Source records section start

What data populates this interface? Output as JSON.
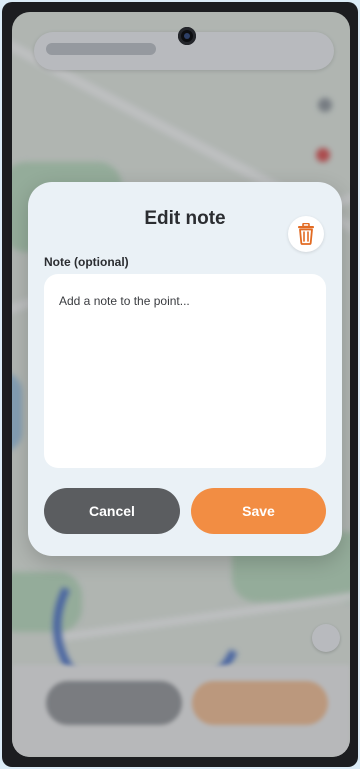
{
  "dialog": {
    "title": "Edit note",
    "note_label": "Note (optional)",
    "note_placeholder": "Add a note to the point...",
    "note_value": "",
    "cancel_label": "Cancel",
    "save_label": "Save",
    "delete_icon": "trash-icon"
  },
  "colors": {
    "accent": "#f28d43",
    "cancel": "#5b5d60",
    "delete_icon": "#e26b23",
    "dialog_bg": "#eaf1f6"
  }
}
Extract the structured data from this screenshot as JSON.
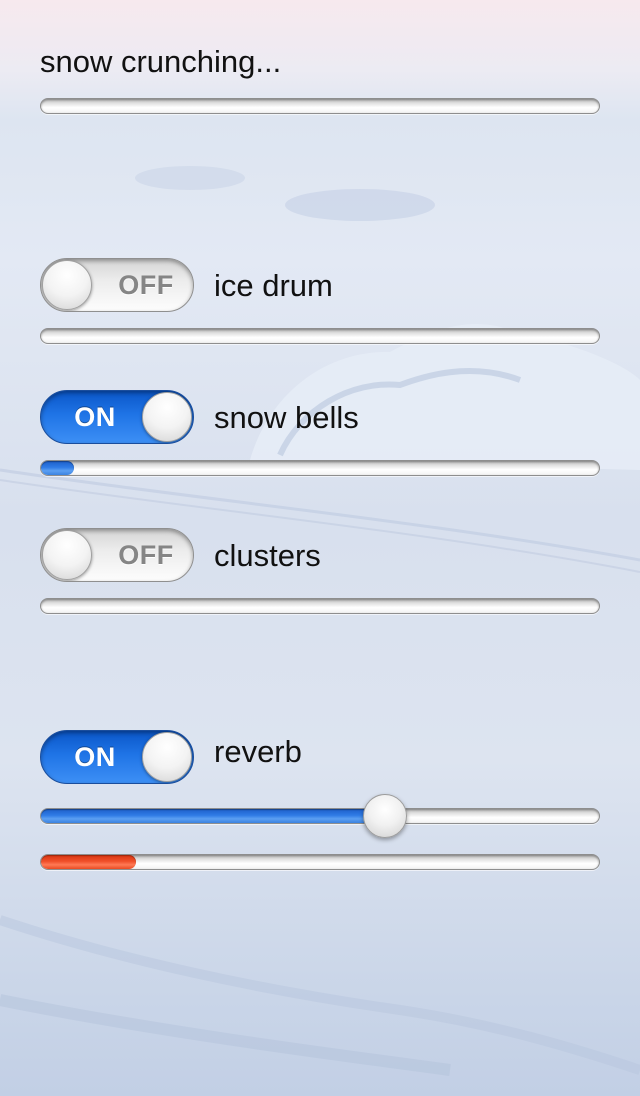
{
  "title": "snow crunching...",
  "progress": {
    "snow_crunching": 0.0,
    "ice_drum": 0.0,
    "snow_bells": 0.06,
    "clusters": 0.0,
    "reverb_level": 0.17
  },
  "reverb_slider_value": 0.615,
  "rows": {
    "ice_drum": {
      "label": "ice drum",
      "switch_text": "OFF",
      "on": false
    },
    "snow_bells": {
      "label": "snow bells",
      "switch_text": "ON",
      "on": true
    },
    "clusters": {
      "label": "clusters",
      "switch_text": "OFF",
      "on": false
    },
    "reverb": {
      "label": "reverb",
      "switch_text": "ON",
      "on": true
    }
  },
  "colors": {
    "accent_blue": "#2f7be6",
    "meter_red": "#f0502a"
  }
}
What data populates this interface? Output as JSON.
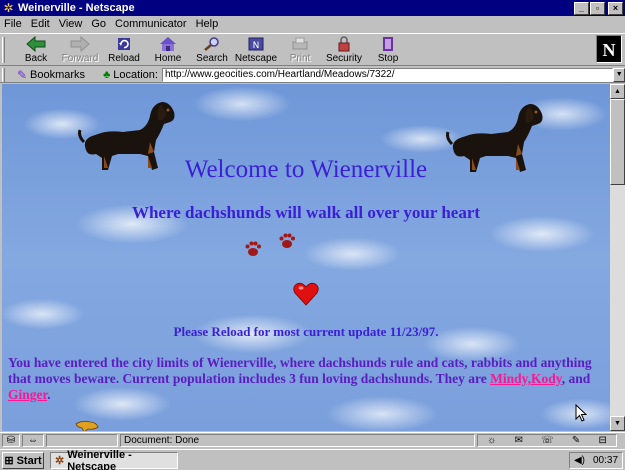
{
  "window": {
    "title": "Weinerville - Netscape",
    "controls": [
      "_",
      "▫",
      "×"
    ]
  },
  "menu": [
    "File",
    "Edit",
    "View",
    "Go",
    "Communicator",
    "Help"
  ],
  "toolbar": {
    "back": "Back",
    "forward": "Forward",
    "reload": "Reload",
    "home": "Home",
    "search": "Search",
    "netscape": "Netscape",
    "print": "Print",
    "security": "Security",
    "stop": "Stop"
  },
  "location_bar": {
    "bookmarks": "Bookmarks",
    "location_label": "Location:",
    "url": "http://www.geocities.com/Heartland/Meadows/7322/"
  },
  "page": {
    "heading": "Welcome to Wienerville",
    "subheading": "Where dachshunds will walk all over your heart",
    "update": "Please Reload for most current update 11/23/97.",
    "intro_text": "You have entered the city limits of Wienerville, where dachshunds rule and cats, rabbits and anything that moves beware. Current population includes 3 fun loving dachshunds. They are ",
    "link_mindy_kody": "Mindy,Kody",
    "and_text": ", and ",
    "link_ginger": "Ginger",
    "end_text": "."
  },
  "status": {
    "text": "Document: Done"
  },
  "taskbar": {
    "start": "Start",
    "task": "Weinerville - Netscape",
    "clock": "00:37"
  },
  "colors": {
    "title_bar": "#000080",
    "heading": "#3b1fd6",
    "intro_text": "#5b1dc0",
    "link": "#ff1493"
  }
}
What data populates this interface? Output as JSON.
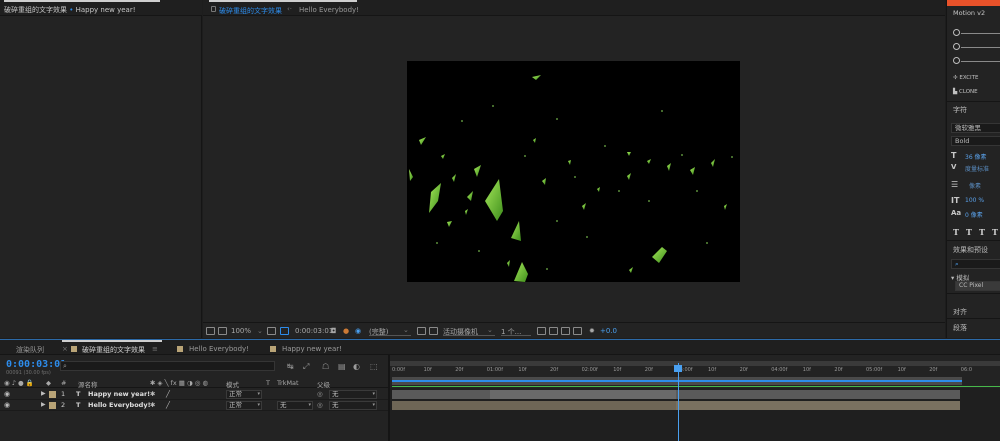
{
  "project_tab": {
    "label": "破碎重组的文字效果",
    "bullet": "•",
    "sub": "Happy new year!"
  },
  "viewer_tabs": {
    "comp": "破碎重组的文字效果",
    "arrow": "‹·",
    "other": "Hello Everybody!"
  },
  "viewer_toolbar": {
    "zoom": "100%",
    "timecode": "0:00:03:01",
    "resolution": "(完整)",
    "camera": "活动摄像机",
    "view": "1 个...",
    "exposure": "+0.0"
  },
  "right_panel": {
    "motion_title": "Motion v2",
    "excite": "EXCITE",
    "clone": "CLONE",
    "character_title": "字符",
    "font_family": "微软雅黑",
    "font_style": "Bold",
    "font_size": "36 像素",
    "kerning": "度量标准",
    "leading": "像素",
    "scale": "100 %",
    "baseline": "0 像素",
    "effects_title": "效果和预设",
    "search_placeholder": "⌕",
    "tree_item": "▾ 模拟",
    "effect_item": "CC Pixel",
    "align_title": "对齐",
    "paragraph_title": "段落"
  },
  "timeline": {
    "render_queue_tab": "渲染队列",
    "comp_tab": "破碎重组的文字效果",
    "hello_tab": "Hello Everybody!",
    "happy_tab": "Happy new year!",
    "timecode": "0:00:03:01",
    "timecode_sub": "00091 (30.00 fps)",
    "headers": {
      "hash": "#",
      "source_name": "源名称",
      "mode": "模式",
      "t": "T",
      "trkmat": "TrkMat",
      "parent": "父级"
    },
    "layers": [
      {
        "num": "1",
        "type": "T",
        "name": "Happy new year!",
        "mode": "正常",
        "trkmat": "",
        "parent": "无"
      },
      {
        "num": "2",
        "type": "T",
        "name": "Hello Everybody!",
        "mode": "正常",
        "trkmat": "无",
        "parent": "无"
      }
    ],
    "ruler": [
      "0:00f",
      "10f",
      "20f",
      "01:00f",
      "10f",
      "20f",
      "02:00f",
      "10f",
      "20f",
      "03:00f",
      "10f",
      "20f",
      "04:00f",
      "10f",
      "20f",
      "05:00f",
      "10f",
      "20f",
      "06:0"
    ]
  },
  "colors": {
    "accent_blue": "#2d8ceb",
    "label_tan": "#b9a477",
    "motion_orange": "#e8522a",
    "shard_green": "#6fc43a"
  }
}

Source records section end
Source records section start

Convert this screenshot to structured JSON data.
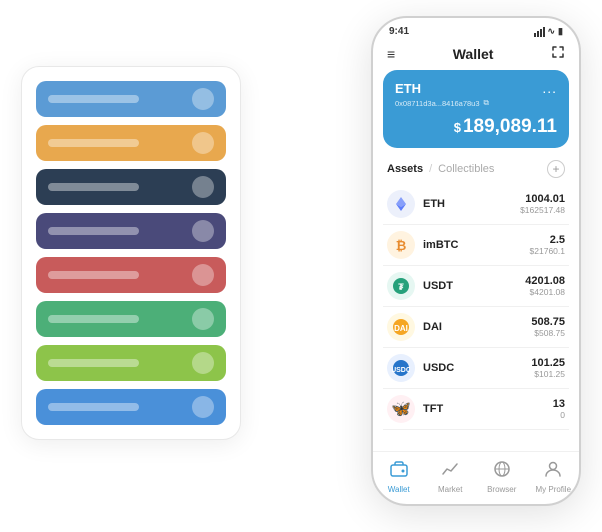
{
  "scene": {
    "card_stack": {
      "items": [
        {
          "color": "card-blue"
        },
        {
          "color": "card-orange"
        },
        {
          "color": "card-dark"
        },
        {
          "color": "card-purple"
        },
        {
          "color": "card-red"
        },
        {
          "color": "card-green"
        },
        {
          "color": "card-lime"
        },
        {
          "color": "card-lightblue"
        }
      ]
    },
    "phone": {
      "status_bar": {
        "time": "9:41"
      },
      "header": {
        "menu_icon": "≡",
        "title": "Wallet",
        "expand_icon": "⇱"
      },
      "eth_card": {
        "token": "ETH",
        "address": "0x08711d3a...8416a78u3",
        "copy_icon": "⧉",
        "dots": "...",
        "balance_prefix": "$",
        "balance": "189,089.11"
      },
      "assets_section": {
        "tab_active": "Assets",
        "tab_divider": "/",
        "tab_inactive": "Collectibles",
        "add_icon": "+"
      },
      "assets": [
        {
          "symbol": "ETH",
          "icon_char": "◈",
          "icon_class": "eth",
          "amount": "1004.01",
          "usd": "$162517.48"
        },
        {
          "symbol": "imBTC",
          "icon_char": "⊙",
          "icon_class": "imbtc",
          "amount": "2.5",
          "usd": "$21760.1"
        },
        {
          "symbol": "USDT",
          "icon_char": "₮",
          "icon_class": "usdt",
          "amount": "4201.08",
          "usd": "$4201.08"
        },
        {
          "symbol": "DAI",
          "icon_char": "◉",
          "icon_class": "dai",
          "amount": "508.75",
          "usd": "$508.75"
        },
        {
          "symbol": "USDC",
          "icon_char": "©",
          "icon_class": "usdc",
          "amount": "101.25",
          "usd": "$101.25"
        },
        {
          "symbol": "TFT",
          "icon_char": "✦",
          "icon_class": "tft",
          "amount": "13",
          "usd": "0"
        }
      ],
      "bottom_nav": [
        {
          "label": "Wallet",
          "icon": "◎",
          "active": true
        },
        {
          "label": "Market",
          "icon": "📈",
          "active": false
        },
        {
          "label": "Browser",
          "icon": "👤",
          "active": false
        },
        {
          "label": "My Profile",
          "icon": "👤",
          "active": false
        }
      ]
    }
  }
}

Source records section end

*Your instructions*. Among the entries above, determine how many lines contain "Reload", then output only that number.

*Response*. 2